The facelift also brought the GP Version R. This model featured HID headlamps, blue or red front seats, uprated suspension, limited slip differential,and a different rear spoier in addition to the GPX specification. As this model was to be light weight, items such as side skirts, front fog lights, climate control, electric folding mirrors and sound insulation were left out.

Model NameEnginePeak Power
GS 1800 cc SOHC 16 valve straight-4 125 PS (123 hp/92 kW) at 6,000 rpm
GR 2000 cc DOHC 24 valve V6 170 PS (168 hp/125 kW) at 7,000 rpm
GX Sports Package
GX Sports Package Aero Series
2000 cc DOHC 24 valve V6 180 PS (178 hp/132 kW) at 7,000 rpm
GP Version R
GP Version R Aero Series
2000 cc DOHC MIVEC 24 valve V6 200 PS (197 hp/147 kW) at 7,500 rpm

An electric version, the FTO-EV, was produced by Mitsubishi Motors in 1998 as an experimental vehicle. The car utilised high-performance lithium ion battery power and set a multiple-charge 24-hour distance world record.

Annual production

Year Production
1994 20,074
1995 9,741
1996 2,928
1997 1,960
1998 1,033
1999 616
2000 160

With it’s muscular curves, broad bonnet and pinched tail end, the FTO turned enough heads to win Japanese Car of the year on it’s debut in 1994… and it’s still doing it!

What you get

A choice of three power plants: the 4 Cyl 1.8 GS (125 bhp), the 2 litre V6 GR/GX (170 bhp) and the powerful 2.0 DOHC V6 24v MIVEC GPX/GPR (196 bhp). Equipment includes central locking, power windows, outside temperature gauge, electric mirror control, digital readout climate control air conditioning and a central rear vision mirror containing useful map lights.

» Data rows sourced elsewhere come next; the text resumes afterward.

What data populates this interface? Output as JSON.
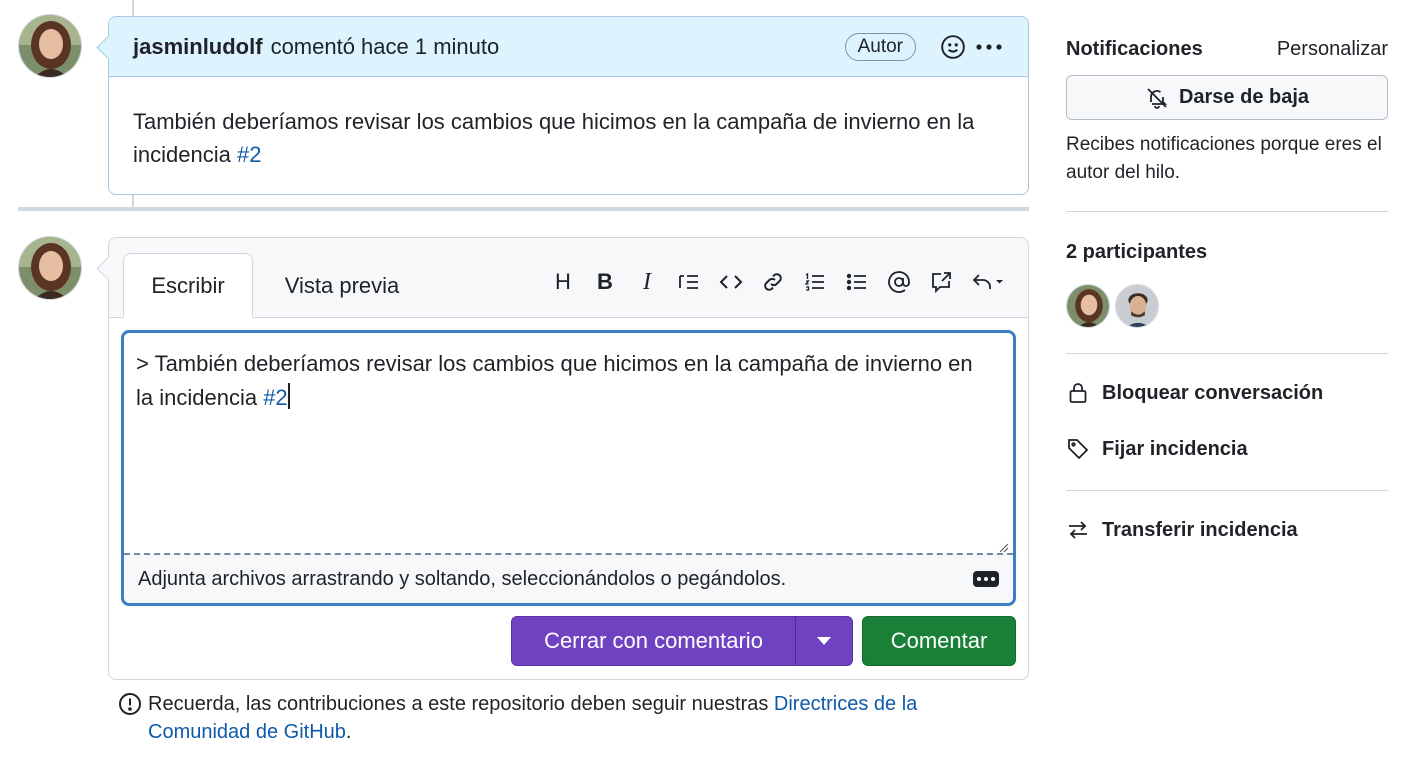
{
  "comment": {
    "author": "jasminludolf",
    "meta": "comentó hace 1 minuto",
    "badge": "Autor",
    "body_text": "También deberíamos revisar los cambios que hicimos en la campaña de invierno en la incidencia ",
    "body_link": "#2"
  },
  "editor": {
    "tab_write": "Escribir",
    "tab_preview": "Vista previa",
    "toolbar": {
      "heading": "H",
      "bold": "B",
      "italic": "I"
    },
    "text_value": "> También deberíamos revisar los cambios que hicimos en la campaña de invierno en la incidencia ",
    "text_link": "#2",
    "attach_hint": "Adjunta archivos arrastrando y soltando, seleccionándolos o pegándolos.",
    "close_button": "Cerrar con comentario",
    "comment_button": "Comentar"
  },
  "reminder": {
    "text": "Recuerda, las contribuciones a este repositorio deben seguir nuestras ",
    "link": "Directrices de la Comunidad de GitHub",
    "end": "."
  },
  "sidebar": {
    "notifications_title": "Notificaciones",
    "customize_link": "Personalizar",
    "unsubscribe_button": "Darse de baja",
    "notifications_reason": "Recibes notificaciones porque eres el autor del hilo.",
    "participants_title": "2 participantes",
    "lock_label": "Bloquear conversación",
    "pin_label": "Fijar incidencia",
    "transfer_label": "Transferir incidencia"
  },
  "colors": {
    "accent_link": "#0f5aa8",
    "close_button": "#6f42c1",
    "comment_button": "#1a7f37",
    "comment_header": "#ddf4ff",
    "focus_border": "#3c7fc2"
  },
  "icons": [
    "smiley-icon",
    "kebab-horizontal-icon",
    "bell-slash-icon",
    "lock-icon",
    "tag-icon",
    "arrow-switch-icon",
    "alert-icon"
  ]
}
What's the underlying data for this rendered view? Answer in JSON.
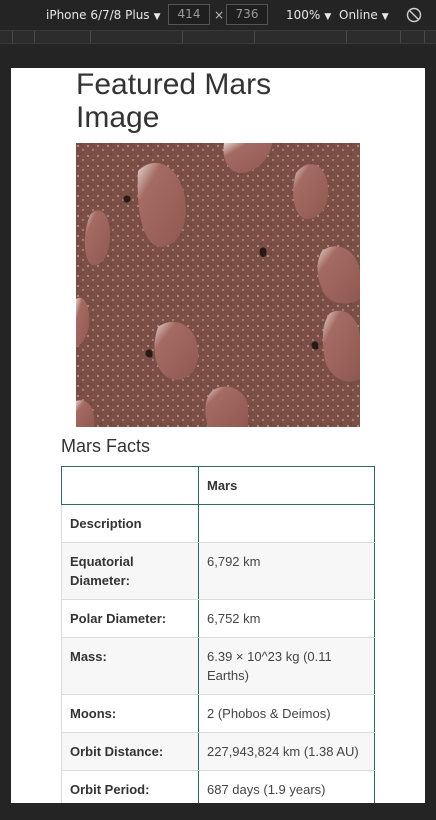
{
  "devtools": {
    "device": "iPhone 6/7/8 Plus",
    "width": "414",
    "height": "736",
    "zoom": "100%",
    "network": "Online",
    "rotate_icon": "rotate-icon"
  },
  "page": {
    "title": "Featured Mars Image",
    "facts_title": "Mars Facts"
  },
  "facts": {
    "header": [
      "",
      "Mars"
    ],
    "rows": [
      {
        "label": "Description",
        "value": ""
      },
      {
        "label": "Equatorial Diameter:",
        "value": "6,792 km"
      },
      {
        "label": "Polar Diameter:",
        "value": "6,752 km"
      },
      {
        "label": "Mass:",
        "value": "6.39 × 10^23 kg (0.11 Earths)"
      },
      {
        "label": "Moons:",
        "value": "2 (Phobos & Deimos)"
      },
      {
        "label": "Orbit Distance:",
        "value": "227,943,824 km (1.38 AU)"
      },
      {
        "label": "Orbit Period:",
        "value": "687 days (1.9 years)"
      }
    ]
  },
  "colors": {
    "accent": "#2b6a66",
    "mars_surface": "#7a4d45"
  }
}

The hooded dials and an analogue clock lend a retro touch, contrasting with the futuristic equipment levels and materials…including a scalloped Momo wheel and waffle texture cloth upholstery.


Driving and owning

The insistent “door open” chime orders you inside as you stand looking into the FTO cabin, once you’re safely in, the first thing you notice is the well bolstered seats, particularly around the shoulders. Next is the waistline, so high, that you’ll feel closer to the road than you really are. The MIVEC (Mitsubishi Innovative Valve Timing & Electronic Control) engine is subdued up to 5000rpm, and then an angrier cam takes over, and the engine pulls hard, up to and above the 7500rpm mark.

Power is transferred to the front wheels in most examples by the ‘INVECS-II’ adaptive shift gearbox a Tiptronic style box that allows you to select a manual shift mode. Shifting either way, 100 is up in under seven seconds. Minor down sides are that rear passengers have zero leg room and the boot is shallow – tough to get a set of clubs in here.


Importdriver’s choice

Yeap! We’d have one of these, but it’d have to be the MIVEC engined GPX. The MIVEC engine is said to be reliable, but keep an eye on the gearbox as it’s complex and expensive to repair. Expect to see more of the post 1997 cars around soon with more standard equipment (ABS, twin airbags) and a facelift. We’ll also see the GP Version R lightweight special – the ultimate production FTO… One of those thanks!

Recommended Website:

  Mitsubishi FTO –